Page and application data records
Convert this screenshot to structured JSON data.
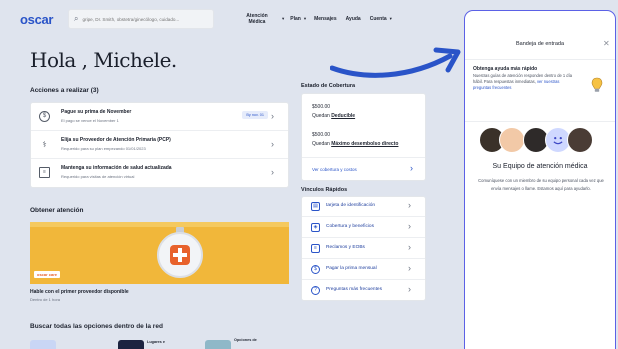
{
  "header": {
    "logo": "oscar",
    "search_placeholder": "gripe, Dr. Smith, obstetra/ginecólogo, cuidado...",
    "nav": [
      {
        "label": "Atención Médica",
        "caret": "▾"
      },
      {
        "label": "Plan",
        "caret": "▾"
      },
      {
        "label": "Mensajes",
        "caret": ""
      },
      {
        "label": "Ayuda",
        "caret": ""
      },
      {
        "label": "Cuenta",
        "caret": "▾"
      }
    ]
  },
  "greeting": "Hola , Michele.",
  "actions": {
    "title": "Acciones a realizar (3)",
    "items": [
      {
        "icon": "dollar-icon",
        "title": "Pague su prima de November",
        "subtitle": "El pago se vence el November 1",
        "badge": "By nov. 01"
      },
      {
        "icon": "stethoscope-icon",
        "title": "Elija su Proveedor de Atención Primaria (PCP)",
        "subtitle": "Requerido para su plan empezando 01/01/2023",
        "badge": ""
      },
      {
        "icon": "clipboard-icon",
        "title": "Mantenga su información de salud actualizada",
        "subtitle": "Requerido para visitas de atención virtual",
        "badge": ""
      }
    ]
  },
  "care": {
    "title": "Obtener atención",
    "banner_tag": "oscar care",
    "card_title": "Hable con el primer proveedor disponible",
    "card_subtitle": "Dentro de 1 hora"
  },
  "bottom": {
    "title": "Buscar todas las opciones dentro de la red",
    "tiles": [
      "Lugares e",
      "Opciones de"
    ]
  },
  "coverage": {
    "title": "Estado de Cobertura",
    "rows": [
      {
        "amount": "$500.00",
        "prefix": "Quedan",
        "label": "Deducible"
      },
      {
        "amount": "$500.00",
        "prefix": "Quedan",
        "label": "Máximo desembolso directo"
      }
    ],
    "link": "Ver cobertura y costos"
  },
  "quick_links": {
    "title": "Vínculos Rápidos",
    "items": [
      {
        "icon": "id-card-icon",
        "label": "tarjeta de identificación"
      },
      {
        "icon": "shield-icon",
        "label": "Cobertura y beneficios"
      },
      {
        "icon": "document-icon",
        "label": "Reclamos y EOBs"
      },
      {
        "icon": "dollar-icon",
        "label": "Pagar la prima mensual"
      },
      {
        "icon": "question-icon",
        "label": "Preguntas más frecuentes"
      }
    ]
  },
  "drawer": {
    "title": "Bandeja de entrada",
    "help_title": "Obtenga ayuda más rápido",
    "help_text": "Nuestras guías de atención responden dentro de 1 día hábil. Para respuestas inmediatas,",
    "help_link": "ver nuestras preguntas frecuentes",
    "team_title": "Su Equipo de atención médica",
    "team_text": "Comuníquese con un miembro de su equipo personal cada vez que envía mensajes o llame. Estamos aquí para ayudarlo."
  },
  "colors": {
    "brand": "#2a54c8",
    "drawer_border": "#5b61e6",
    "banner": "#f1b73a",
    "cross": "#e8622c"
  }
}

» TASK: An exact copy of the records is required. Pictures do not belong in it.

» SOLVED EXERCISE:
Convert this screenshot to structured JSON data.
{
  "header": {
    "logo": "oscar",
    "search_placeholder": "gripe, Dr. Smith, obstetra/ginecólogo, cuidado...",
    "nav": [
      {
        "label": "Atención Médica",
        "caret": "▾"
      },
      {
        "label": "Plan",
        "caret": "▾"
      },
      {
        "label": "Mensajes",
        "caret": ""
      },
      {
        "label": "Ayuda",
        "caret": ""
      },
      {
        "label": "Cuenta",
        "caret": "▾"
      }
    ]
  },
  "greeting": "Hola , Michele.",
  "actions": {
    "title": "Acciones a realizar (3)",
    "items": [
      {
        "icon": "dollar-icon",
        "title": "Pague su prima de November",
        "subtitle": "El pago se vence el November 1",
        "badge": "By nov. 01"
      },
      {
        "icon": "stethoscope-icon",
        "title": "Elija su Proveedor de Atención Primaria (PCP)",
        "subtitle": "Requerido para su plan empezando 01/01/2023",
        "badge": ""
      },
      {
        "icon": "clipboard-icon",
        "title": "Mantenga su información de salud actualizada",
        "subtitle": "Requerido para visitas de atención virtual",
        "badge": ""
      }
    ]
  },
  "care": {
    "title": "Obtener atención",
    "banner_tag": "oscar care",
    "card_title": "Hable con el primer proveedor disponible",
    "card_subtitle": "Dentro de 1 hora"
  },
  "bottom": {
    "title": "Buscar todas las opciones dentro de la red",
    "tiles": [
      "Lugares e",
      "Opciones de"
    ]
  },
  "coverage": {
    "title": "Estado de Cobertura",
    "rows": [
      {
        "amount": "$500.00",
        "prefix": "Quedan",
        "label": "Deducible"
      },
      {
        "amount": "$500.00",
        "prefix": "Quedan",
        "label": "Máximo desembolso directo"
      }
    ],
    "link": "Ver cobertura y costos"
  },
  "quick_links": {
    "title": "Vínculos Rápidos",
    "items": [
      {
        "icon": "id-card-icon",
        "label": "tarjeta de identificación"
      },
      {
        "icon": "shield-icon",
        "label": "Cobertura y beneficios"
      },
      {
        "icon": "document-icon",
        "label": "Reclamos y EOBs"
      },
      {
        "icon": "dollar-icon",
        "label": "Pagar la prima mensual"
      },
      {
        "icon": "question-icon",
        "label": "Preguntas más frecuentes"
      }
    ]
  },
  "drawer": {
    "title": "Bandeja de entrada",
    "help_title": "Obtenga ayuda más rápido",
    "help_text": "Nuestras guías de atención responden dentro de 1 día hábil. Para respuestas inmediatas,",
    "help_link": "ver nuestras preguntas frecuentes",
    "team_title": "Su Equipo de atención médica",
    "team_text": "Comuníquese con un miembro de su equipo personal cada vez que envía mensajes o llame. Estamos aquí para ayudarlo."
  },
  "colors": {
    "brand": "#2a54c8",
    "drawer_border": "#5b61e6",
    "banner": "#f1b73a",
    "cross": "#e8622c"
  }
}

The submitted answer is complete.